Friday night I went out to James Beach and the Viceroy. It was my first time out in LA in months. Travel, work and an addiction to early morning yoga have kept me away from the scene. In truth I don’t like going out that much these days. Each night out leaves me thirsty for a genuine connection. I’d rather have a real conversation with someone, male or female, then be surrounded by LA’s plentiful masses of gorgeous women and bottles of alcohol. It wasn’t always this way.
In college I lived in New York and London and was a regular at the bars and clubs of the Meatpacking District, Chelsea and Soho (both chelseas and sohos). The best of nights were filled with drinking, dancing and debauchery. I was forward, loud and, at times, obnoxious enough to get kicked out of quite a few of these places. Looking back I have no regrets, it was great period of life, but I’m also not nostalgic.
These days when I do go out, I’m more likely to be found amongst the wallpaper, then dancing, Grey Goose in hand, on top of a plush leather couch. I feel much shier than I once was. Which brings me back to Friday night.
On my way home I sat in the back of a taxi talking to Brad and his new girlfriend. I’ve know the girlfriend for less than a month. Which is enough time to start pursuing one of her friends. As usual, I’m open about my attractions with everybody. In explaining her friend’s feelings the girlfriend used one word to describe me, “cocky.”
This left me surprised. It’s not that I’ve never heard this before. Over the years I’ve been called pretty much everyone of the thesaurus’ alternatives for arrogant. But recently I’ve felt anything but.
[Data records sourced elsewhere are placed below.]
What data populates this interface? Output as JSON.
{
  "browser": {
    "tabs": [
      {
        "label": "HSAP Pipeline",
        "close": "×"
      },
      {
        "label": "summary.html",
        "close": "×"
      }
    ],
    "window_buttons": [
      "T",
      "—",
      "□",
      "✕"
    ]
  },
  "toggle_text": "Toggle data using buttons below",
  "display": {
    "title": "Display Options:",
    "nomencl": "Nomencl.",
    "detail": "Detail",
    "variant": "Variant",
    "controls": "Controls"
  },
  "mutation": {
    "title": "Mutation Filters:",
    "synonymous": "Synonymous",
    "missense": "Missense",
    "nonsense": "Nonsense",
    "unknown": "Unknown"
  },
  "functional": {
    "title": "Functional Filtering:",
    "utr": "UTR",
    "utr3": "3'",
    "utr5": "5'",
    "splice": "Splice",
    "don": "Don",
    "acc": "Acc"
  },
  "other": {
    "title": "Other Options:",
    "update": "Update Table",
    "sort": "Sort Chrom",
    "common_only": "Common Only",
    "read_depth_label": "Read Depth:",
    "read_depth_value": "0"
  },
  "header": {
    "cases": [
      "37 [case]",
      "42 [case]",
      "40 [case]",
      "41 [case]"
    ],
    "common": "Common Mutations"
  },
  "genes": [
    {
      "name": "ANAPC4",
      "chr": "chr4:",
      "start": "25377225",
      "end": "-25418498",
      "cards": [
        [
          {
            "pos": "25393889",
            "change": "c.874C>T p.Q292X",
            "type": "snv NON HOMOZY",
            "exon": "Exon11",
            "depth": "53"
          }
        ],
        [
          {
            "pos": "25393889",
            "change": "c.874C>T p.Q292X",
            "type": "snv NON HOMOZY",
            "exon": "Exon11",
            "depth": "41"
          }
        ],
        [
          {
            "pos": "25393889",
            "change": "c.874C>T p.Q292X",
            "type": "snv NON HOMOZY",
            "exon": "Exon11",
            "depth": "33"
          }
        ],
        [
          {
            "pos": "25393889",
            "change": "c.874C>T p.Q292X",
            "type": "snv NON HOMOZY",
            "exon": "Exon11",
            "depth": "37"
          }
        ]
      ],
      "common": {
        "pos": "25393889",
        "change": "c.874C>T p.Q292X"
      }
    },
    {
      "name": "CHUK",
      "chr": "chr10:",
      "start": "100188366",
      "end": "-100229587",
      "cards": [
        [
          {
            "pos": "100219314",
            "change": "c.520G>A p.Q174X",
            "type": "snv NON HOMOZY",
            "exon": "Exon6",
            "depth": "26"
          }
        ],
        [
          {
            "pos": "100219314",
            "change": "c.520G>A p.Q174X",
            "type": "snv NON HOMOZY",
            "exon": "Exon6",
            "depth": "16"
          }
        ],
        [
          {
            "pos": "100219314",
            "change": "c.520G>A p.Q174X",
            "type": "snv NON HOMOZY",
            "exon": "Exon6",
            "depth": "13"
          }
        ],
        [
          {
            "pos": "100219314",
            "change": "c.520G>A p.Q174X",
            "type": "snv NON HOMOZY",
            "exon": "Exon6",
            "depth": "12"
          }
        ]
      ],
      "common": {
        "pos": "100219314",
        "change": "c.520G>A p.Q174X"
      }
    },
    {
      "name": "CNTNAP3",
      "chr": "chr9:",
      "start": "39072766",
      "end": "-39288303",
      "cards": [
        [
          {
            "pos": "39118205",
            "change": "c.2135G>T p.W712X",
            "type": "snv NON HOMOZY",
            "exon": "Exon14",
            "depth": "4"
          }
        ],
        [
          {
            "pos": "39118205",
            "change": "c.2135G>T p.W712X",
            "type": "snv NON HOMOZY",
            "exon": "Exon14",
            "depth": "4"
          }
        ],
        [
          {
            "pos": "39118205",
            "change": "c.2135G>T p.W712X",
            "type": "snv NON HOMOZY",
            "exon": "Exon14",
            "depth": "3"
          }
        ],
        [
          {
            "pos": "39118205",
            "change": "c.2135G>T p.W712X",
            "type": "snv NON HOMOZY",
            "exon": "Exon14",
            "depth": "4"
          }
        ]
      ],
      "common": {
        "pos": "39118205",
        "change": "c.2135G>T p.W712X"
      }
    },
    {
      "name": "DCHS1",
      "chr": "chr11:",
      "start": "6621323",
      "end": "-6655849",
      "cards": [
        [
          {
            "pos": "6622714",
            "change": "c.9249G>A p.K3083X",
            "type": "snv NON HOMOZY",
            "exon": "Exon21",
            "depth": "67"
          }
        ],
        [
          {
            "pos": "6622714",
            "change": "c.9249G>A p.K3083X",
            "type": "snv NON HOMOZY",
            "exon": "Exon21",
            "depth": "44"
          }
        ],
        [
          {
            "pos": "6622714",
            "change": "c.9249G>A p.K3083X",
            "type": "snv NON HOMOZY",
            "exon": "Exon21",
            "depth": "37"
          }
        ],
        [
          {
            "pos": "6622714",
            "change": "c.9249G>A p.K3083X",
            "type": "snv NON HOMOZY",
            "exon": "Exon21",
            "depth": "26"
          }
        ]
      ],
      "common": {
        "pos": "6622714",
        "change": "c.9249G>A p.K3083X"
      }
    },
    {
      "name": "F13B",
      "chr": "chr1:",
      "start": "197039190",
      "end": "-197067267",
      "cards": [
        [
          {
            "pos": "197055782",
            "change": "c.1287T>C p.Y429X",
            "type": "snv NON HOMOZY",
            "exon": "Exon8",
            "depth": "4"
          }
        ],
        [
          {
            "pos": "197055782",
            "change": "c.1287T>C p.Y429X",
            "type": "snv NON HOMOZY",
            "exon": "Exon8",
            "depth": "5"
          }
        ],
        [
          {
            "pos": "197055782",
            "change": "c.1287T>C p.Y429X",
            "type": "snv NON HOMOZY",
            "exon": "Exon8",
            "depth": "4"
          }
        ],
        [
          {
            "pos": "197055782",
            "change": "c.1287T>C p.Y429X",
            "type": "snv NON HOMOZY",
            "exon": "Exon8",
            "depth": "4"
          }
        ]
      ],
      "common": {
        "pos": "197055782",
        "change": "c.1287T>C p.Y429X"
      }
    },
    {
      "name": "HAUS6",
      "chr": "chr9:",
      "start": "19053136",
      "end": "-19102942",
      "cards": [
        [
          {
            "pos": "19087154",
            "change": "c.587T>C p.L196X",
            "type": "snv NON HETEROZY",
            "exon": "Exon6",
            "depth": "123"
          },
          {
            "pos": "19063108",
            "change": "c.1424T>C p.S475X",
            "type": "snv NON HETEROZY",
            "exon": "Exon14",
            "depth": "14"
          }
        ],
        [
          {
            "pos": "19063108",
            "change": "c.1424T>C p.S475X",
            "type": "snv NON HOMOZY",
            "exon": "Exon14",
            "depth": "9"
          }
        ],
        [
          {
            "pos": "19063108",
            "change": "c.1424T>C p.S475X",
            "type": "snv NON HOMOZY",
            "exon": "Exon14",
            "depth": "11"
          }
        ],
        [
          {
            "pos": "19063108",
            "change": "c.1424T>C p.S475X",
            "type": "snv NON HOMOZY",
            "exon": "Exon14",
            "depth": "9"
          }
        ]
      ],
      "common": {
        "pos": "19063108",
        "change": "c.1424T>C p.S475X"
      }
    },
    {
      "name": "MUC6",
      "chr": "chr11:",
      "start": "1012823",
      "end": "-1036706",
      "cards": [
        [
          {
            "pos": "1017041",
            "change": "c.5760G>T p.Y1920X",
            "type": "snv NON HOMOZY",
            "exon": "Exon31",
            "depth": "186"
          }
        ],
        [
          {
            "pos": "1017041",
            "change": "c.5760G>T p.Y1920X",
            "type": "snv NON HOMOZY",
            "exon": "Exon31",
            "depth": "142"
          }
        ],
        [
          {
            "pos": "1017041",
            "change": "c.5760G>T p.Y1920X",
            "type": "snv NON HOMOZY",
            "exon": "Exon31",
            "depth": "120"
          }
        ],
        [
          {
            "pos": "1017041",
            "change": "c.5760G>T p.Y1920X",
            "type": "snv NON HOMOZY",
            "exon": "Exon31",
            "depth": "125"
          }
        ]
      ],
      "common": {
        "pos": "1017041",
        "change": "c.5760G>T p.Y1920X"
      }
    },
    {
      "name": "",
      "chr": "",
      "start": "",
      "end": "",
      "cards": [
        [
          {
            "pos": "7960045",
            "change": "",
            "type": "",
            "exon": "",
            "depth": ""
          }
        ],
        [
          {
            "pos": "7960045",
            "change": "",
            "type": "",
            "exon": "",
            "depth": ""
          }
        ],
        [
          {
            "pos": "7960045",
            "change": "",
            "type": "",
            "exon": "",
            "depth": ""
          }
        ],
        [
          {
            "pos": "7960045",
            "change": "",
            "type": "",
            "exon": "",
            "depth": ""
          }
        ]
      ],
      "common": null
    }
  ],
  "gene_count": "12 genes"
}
In social situations I perceive myself to be quiet, reserved and shy.
I’ve been thinking about this a lot since and here’s what I’ve come up with. I am straight forward. I do my best to provide a genuine answer to all questions, barring answers that will unnecessarily hurt people’s feelings. This means if someone asks me, “How are you?” I’ll take the time to tell them how I am doing, what I am feeling, what’s challenging and inspiring me at that moment. I also thirst for other people to be genuine, which requires me to lay myself open and vulnerable. People rarely tell you their secrets until you have told them yours. This can be disarming, even intimidating. Also, my increasing shyness has done nothing to deter my confidence. I am, for the most part, totally secure in who I am. Both of these things are often confused with arrogance and may in fact be arrogance at times.
Pondering this this weekend has been a great exercise. That one word – cocky – has revealed a lot about who I am. I don’t regret my disposition, even if it is perceived as arrogance. In fact, master VC Fred Wilson states this as one of his requirements for being a great entrepreneur: “A confidence bordering on arrogance.”
I now think that Rich may have been right. In college we had long debates about confidence vs. arrogance. I opposed him fiercely then. But these days I think he had a point when he said:
“It’s not arrogance if it’s true.”